Dr. Rick Fenton is one of my coaches and friends. He is a strategist and a futurist who stretches my mind every time I talk with him. In a recent conversation he said “information overload occurs in at least two dimensions: quantity and quality. Quantity is the amount of information whereas quality reflects the clarity of the information; whether the meaning is self-evident or ambiguous. Ambiguity demands effort and creates stress”.
WOW, why didn’t I think of that? He went on to add; “… and the vast majority of information today is text. Text-based documents of high volume and ambiguity create unmanageable workload.” This sounds logical, so what can we do? Rick continued; “For years analytics was restricted to numerical data and ignored the mountains of qualitative text; but things have changed and computer-based text analysis is emerging to help, amongst other things, reduce the crisis of information overload. It’s time for business leaders and knowledge workers to take advantage of this powerful tool”.
With this back ground the following example and tips are provided by Dr. Fenton.
“You shall judge a word by the company it keeps” J.R. Firth (1957)
For most of us, the term text analysis sounds simple enough. We all analyze text as we listen and read, but what is computer-based text analysis? What can it do to reduce information overload in a real way? I was handed a list of overwhelming articles in trade and academic journals that apparently claim text analysis (mining, analytics) is the next wave in business intelligence. But, I asked, what does this really mean? How does it apply to me? Rick had a few suggestions:.
Know the Value Proposition:
Text analysis explores what text means, beyond simple dictionary definitions and into what the speaker or author had in mind. If your success depends upon the ability to interpret the intention behind words, text analysis has something to offer.
I asked Rick for something more concrete. He said; “think of text as the message between meanings; between what the sender has in mind and what the receiver understands of this. As we know, these are often quite different! Often the analysis amounts to a comparison at the meaning level, sometimes called semantic fit. For example, text analysis could be used to rank the fit of 500 resumes with a job description in an organizational context, or assess the match between a complex grievance and a 200 page collective agreement”.
Rick showed me an example of a response to a Request for Proposal (RFP). Using text analysis of both the proposal and the RFP, the proposal was highlighted to help the author understand where it fit with what the RFP was really after.
In this excerpt, the highlighting signals the author with:
• term size: proportional to importance to the reviewer
• strikethrough: shows terms that will likely be irrelevant
• missing terms of importance: shown, in context, as super scripts.
“If the proposal does not use the right terms in the right places, the reader will likely miss or misunderstand your intention … and you might miss the business.”
Understand the basics:
• The potential impact of text analysis is big enough to make it something important to know about.
• Take the time to learn how the technology it is being applied; there are many introductory papers, but here is one place to start
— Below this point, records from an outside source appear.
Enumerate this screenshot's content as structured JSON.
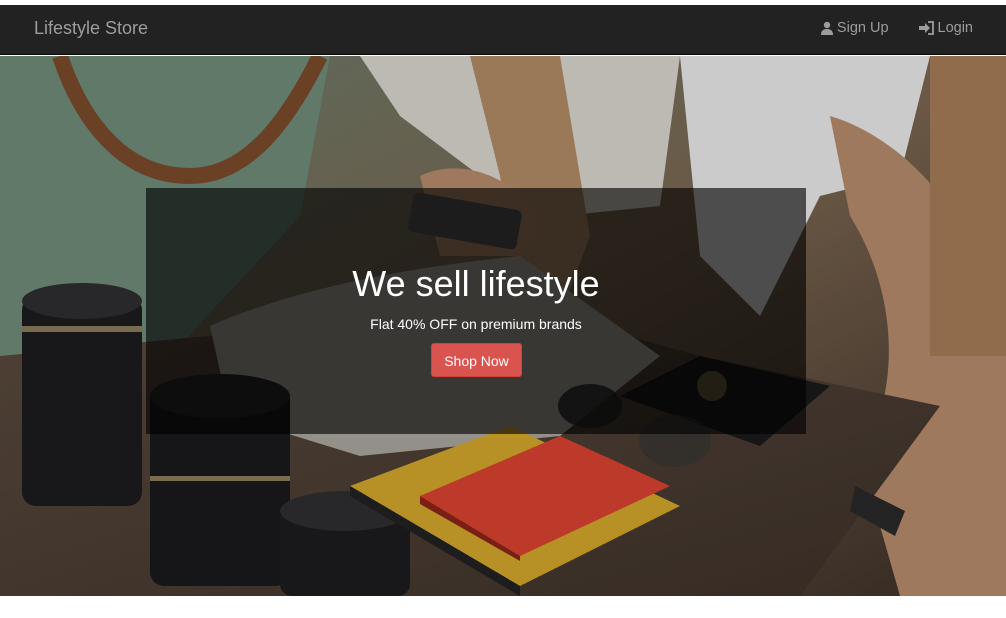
{
  "navbar": {
    "brand": "Lifestyle Store",
    "links": [
      {
        "label": "Sign Up",
        "icon": "user-icon"
      },
      {
        "label": "Login",
        "icon": "login-icon"
      }
    ]
  },
  "hero": {
    "background": "lifestyle-products-photo",
    "title": "We sell lifestyle",
    "subtitle": "Flat 40% OFF on premium brands",
    "cta_label": "Shop Now"
  },
  "colors": {
    "navbar_bg": "#222222",
    "navbar_text": "#9d9d9d",
    "cta_bg": "#d9534f",
    "overlay": "rgba(0,0,0,0.62)"
  }
}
• Be open to other possibilities, not just information overload; text analysis promises to be an important feature of information management – here is a useful industry report and a prolific industry expert
Text analysis, for many organizations, represents unfamiliar technology with uncertain benefits. Rick’s response?
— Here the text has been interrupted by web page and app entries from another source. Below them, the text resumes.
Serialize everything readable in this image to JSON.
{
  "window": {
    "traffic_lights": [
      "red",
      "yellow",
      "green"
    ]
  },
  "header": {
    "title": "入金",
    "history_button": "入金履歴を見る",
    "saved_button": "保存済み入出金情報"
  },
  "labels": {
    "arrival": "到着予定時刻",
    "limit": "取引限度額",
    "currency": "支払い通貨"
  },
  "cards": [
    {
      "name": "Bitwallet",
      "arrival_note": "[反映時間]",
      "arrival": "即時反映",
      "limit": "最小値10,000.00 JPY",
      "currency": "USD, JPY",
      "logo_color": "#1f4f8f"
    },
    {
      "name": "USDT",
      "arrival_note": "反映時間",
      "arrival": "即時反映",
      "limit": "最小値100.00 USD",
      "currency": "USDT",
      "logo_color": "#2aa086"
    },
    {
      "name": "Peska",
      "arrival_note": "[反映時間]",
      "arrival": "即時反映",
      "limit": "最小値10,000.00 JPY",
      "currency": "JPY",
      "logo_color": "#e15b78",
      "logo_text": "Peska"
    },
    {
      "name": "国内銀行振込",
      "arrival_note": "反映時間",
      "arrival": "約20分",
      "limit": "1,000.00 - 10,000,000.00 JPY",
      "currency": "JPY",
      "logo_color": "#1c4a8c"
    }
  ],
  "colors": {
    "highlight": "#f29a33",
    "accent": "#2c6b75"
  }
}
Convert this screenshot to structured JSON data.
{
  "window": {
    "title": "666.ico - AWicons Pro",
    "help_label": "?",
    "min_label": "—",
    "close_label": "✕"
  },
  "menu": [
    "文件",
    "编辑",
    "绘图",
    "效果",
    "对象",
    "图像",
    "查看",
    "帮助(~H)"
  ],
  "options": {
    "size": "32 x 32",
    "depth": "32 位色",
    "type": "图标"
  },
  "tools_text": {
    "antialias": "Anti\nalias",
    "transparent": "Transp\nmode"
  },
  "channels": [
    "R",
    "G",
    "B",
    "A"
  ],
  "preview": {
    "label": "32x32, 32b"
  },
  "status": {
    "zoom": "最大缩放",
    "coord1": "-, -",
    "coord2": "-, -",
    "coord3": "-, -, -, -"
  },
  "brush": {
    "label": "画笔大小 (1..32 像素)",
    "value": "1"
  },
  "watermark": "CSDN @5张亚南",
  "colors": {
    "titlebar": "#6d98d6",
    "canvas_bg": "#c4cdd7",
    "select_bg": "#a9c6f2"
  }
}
“Just try it, with available software and tools applied to a real practical problem”. He adds, “… there is no better way than to gain direct experience with this strategic technology”.
That is easy to say! How do I do that?
Here is Help
• For our clients and friends Dr. Fenton is offering:
• a complementary guided tour of text analysis.
• As well there is this hand-on Introductory Text Analysis Workshop offered at 50% off, where you will apply text analysis to a topic of your choosing.
• Or simply contact Rick directly.